TraceNet TCM2 Dual Circuit Control & Monitoring Unit, the latest addition to the TraceNet™ family of remotely-operated heating control and monitoring systems (photo: Thermon Group Holdings, Inc.)
Thermon Group Holdings, Inc. has announced the introduction of the TraceNet TCM2 Dual Circuit Control & Monitoring Unit, the latest addition to the TraceNet™ family of remotely-operated heating control and monitoring systems.
Like the 18-circuit TraceNet TCM18 Control & Monitoring Unit, the TCM2 unit makes it possible to remotely maintain heat trace circuits that play a critical role in industrial processing facilities.

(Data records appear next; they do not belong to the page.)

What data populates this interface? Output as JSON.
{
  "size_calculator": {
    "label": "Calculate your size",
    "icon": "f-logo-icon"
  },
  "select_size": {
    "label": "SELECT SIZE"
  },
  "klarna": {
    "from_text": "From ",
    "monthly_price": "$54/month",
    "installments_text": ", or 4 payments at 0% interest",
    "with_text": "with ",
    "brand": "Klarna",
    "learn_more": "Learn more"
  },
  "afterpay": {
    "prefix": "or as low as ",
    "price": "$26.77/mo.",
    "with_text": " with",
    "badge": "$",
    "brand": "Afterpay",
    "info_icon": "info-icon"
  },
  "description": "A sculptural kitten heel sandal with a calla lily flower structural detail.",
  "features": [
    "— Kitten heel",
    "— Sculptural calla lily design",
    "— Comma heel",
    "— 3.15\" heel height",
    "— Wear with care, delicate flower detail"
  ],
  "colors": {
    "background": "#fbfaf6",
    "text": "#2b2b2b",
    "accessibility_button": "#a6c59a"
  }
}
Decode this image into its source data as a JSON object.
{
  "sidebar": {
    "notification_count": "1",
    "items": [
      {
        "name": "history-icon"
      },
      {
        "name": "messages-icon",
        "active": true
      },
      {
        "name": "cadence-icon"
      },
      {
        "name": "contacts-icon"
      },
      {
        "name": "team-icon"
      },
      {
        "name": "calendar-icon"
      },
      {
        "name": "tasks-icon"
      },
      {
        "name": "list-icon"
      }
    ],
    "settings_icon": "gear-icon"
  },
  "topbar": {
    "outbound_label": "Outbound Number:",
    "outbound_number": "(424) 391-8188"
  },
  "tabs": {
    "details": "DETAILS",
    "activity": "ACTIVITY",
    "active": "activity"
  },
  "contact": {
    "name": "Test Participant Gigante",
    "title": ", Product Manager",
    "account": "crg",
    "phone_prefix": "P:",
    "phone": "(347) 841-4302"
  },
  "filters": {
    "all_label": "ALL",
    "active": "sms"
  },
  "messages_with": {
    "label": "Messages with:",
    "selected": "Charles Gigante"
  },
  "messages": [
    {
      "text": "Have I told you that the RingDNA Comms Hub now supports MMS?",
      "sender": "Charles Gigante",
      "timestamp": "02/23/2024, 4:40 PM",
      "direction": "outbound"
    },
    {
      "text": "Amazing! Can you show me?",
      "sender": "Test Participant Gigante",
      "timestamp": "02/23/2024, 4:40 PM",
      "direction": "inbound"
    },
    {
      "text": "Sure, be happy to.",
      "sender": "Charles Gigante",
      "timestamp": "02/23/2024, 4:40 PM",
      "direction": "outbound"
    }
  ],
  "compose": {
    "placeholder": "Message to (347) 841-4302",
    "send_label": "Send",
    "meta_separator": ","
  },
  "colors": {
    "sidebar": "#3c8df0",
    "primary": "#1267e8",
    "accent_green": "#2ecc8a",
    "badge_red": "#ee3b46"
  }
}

“We developed the new TraceNet TCM2 in response to customers who are looking for a cost-effective solution that would address single and dual heat trace circuit requirements,” says Tony Williams, Global Product Manager, Control and Monitoring Systems for Thermon. “For example, small instrumentation systems in remote locations require high reliability with accurate communications capabilities. They are located far from the larger primary heat trace systems, yet still require them to maintain the proper operating temperature. What sets the TCM2 apart is that it is compact, modular, and, in contrast with the larger controllers that can control hundreds of heat trace circuits, it is specifically designed to handle one-, two- or three-phase electrical heating circuits. Because it’s compact, it can be placed in confined spaces. Plus, its modular design means that it is easy to transport and assemble. It is the ideal solution,” he adds.
To help operators better monitor and control temperatures of pipes, tanks, and heated instruments, Thermon designed the TCM2 to reliably operate in harsh environmental conditions. Whether in sub-zero freezing regions, offshore or scorching desert sands, the TCM2 operates around-the-clock to ensure that pipe temperatures are monitored and efficiently controlled. This allows the TCM2 to be extremely versatile. As a result, heat trace is controlled accurately and monitored continuously, enhancing heat trace efficiency and reliability.
The TraceNet TCM2 can be operated locally, by remote control or networked via wireless or hard-wire to a computer or distributed control system (DCS) in the facility’s control room. The system continuously monitors every set point, including temperature, current, and ground-leakage current. It then reports locally and transmits key data remotely to the control room. For example, should the temperature or electrical current be too low or high, or should high ground leakage current be detected, the TCM2 unit senses it, and reports it. The operator can review each circuit for temperature, ground current, heater current, the frequency at which it is performing, and alarm status.
As with every TraceNet controller, the TCM2 relies on a resistance temperature detector (RTD) temperature sensors to monitor temperature on the designated pipe or equipment. The system then cycles the heat required to maintain the target temperature. If required, the operator can also adjust every circuit set point on the unit or via remote locations.
“The advanced technology found in the TCM2 unit is significant for us, and for the industry,” says Williams. “For the first time, those in need of advanced heat trace control and monitoring capabilities for fewer circuits now have a cost-effective solution with either solid state or mechanical relays to control heat trace. There is simply not another controller like it. Looking ahead, we will continue to develop innovative solutions that reduce installed costs, operating costs, and overall costs of ownership while improving heat trace efficiency and reliability,” he adds.